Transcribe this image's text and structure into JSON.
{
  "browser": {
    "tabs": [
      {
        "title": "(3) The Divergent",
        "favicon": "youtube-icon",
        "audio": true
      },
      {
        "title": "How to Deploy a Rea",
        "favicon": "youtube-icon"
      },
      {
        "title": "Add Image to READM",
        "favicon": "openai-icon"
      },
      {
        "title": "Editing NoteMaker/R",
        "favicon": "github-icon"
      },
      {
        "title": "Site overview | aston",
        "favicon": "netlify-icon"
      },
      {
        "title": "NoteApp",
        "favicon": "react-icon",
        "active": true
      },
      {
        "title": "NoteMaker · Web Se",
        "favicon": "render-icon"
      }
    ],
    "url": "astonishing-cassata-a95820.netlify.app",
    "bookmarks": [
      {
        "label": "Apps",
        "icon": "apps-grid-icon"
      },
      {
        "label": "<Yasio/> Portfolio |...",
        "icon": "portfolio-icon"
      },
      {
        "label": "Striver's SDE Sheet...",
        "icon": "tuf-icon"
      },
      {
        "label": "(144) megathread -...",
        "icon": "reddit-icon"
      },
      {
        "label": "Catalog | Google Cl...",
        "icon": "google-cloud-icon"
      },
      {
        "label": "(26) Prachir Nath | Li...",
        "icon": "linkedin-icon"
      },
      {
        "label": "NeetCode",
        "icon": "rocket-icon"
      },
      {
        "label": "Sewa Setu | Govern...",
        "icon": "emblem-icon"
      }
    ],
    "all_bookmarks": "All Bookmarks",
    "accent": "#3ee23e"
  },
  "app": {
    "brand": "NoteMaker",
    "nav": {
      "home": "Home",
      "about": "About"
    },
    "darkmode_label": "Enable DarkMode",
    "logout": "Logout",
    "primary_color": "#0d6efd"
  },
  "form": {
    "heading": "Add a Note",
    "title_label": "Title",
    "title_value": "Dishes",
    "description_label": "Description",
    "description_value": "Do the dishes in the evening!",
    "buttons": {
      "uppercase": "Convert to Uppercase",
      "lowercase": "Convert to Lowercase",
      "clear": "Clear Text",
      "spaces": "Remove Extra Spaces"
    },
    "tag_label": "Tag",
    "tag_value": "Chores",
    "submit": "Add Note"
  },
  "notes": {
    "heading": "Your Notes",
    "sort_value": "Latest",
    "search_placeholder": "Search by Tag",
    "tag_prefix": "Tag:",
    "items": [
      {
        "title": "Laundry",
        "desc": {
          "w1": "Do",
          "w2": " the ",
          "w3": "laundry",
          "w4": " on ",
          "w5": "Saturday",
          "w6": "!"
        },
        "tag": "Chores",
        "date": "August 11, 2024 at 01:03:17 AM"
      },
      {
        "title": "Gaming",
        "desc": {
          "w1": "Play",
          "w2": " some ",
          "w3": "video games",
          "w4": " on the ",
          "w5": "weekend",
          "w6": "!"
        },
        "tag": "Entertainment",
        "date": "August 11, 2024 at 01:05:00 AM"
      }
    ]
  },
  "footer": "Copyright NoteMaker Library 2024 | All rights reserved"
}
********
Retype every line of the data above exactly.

• SOLUTION TO THIS TASK
Transcribe this image's text and structure into JSON.
{
  "browser": {
    "tabs": [
      {
        "title": "(3) The Divergent",
        "favicon": "youtube-icon",
        "audio": true
      },
      {
        "title": "How to Deploy a Rea",
        "favicon": "youtube-icon"
      },
      {
        "title": "Add Image to READM",
        "favicon": "openai-icon"
      },
      {
        "title": "Editing NoteMaker/R",
        "favicon": "github-icon"
      },
      {
        "title": "Site overview | aston",
        "favicon": "netlify-icon"
      },
      {
        "title": "NoteApp",
        "favicon": "react-icon",
        "active": true
      },
      {
        "title": "NoteMaker · Web Se",
        "favicon": "render-icon"
      }
    ],
    "url": "astonishing-cassata-a95820.netlify.app",
    "bookmarks": [
      {
        "label": "Apps",
        "icon": "apps-grid-icon"
      },
      {
        "label": "<Yasio/> Portfolio |...",
        "icon": "portfolio-icon"
      },
      {
        "label": "Striver's SDE Sheet...",
        "icon": "tuf-icon"
      },
      {
        "label": "(144) megathread -...",
        "icon": "reddit-icon"
      },
      {
        "label": "Catalog | Google Cl...",
        "icon": "google-cloud-icon"
      },
      {
        "label": "(26) Prachir Nath | Li...",
        "icon": "linkedin-icon"
      },
      {
        "label": "NeetCode",
        "icon": "rocket-icon"
      },
      {
        "label": "Sewa Setu | Govern...",
        "icon": "emblem-icon"
      }
    ],
    "all_bookmarks": "All Bookmarks",
    "accent": "#3ee23e"
  },
  "app": {
    "brand": "NoteMaker",
    "nav": {
      "home": "Home",
      "about": "About"
    },
    "darkmode_label": "Enable DarkMode",
    "logout": "Logout",
    "primary_color": "#0d6efd"
  },
  "form": {
    "heading": "Add a Note",
    "title_label": "Title",
    "title_value": "Dishes",
    "description_label": "Description",
    "description_value": "Do the dishes in the evening!",
    "buttons": {
      "uppercase": "Convert to Uppercase",
      "lowercase": "Convert to Lowercase",
      "clear": "Clear Text",
      "spaces": "Remove Extra Spaces"
    },
    "tag_label": "Tag",
    "tag_value": "Chores",
    "submit": "Add Note"
  },
  "notes": {
    "heading": "Your Notes",
    "sort_value": "Latest",
    "search_placeholder": "Search by Tag",
    "tag_prefix": "Tag:",
    "items": [
      {
        "title": "Laundry",
        "desc": {
          "w1": "Do",
          "w2": " the ",
          "w3": "laundry",
          "w4": " on ",
          "w5": "Saturday",
          "w6": "!"
        },
        "tag": "Chores",
        "date": "August 11, 2024 at 01:03:17 AM"
      },
      {
        "title": "Gaming",
        "desc": {
          "w1": "Play",
          "w2": " some ",
          "w3": "video games",
          "w4": " on the ",
          "w5": "weekend",
          "w6": "!"
        },
        "tag": "Entertainment",
        "date": "August 11, 2024 at 01:05:00 AM"
      }
    ]
  },
  "footer": "Copyright NoteMaker Library 2024 | All rights reserved"
}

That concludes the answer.